Published: Mon Oct 31 2016 3:30 PM
Since early September, Mt Ruapehu’s Crater Lake had been heating at a rate of around 1°C per day, reaching a maximum of 40ºC on October 4. The lake temperature has cooled slightly since then and is now hovering around 37°C. After October 18, the level of volcanic tremor under Mt Ruapehu increased in strength. Volcanic tremor is always present at Mt Ruapehu, however the level can vary.
An increase in the strength of volcanic tremor began on October 18, where a sharp increase was noted before the energy declined a day later. Subsequent tremor increases occurred again on October 25 and 28, and currently remains higher than normal. These tremor pulses do not appear to be related to any variation in the lake temperature. Our records show that similar periods of increased volcanic tremor were present May-June 2016, again when the lake temperature was high. Importantly, no eruptive activity or geysering was noted in Crater Lake during the previous periods of volcanic tremor.

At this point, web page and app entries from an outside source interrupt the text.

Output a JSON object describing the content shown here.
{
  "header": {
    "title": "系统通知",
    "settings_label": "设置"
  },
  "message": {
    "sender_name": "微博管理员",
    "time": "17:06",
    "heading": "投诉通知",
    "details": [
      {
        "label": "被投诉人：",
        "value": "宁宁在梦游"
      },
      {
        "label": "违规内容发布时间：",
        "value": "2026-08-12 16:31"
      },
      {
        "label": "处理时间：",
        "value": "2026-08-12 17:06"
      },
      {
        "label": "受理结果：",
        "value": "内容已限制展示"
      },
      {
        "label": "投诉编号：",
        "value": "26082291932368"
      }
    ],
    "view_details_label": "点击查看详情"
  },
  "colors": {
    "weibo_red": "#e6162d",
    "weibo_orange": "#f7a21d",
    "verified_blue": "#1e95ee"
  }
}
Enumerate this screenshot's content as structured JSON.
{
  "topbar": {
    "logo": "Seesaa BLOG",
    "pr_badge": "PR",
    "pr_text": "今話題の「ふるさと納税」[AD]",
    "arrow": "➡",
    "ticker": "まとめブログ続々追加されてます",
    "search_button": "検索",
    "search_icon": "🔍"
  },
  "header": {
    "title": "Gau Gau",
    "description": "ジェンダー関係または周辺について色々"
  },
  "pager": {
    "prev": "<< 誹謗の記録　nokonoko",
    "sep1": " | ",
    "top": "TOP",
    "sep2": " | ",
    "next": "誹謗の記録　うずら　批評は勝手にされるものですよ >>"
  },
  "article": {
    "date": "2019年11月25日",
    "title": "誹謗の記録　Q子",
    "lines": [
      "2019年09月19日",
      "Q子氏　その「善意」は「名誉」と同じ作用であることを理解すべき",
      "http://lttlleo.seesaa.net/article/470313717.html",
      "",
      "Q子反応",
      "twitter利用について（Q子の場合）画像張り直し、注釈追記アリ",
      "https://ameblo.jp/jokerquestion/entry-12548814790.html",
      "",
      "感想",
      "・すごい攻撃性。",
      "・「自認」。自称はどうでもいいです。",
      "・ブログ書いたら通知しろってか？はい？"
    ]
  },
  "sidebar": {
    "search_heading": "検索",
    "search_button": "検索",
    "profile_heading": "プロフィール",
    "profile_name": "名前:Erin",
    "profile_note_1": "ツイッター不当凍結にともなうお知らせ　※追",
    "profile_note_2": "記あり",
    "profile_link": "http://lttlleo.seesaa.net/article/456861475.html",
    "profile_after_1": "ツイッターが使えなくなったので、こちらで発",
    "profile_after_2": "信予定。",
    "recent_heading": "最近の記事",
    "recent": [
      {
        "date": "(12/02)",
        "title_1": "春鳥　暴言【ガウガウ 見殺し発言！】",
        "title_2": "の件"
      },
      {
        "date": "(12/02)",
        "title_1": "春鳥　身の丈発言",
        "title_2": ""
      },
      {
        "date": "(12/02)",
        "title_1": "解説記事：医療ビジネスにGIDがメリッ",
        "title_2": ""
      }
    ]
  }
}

Weather conditions have not been ideal for mountain observations. Nevertheless, our scientists will be visiting the lake to collect water samples for further analysis and making a gas flight when the weather conditions improve.
The active crater at Mt Ruapehu is occupied by Crater Lake and it displays temperatures that typically range between about 15 and 40°C and the phases can last between about 9 and 20 months. The lake cooled to a minimum of 12°C in mid-August and then remained at 13-14°C until early September when it started to heat again and reached a peak of 39.8°C on October 4.
GNS Science volcanologists continue to closely monitor Ruapehu through the GeoNet project. The Volcanic Alert Level for Mt Ruapehu remains at Level 1 (minor volcanic unrest) and the Aviation Colour Code also remains unchanged at Green. The Volcanic Alert Level ranges from 0 to 5 and defines the current status at a volcano. Aviation Colour Codes are based on four colours and are intended for reference only in the international civil aviation community.
Brad Scott (Duty Volcanologist)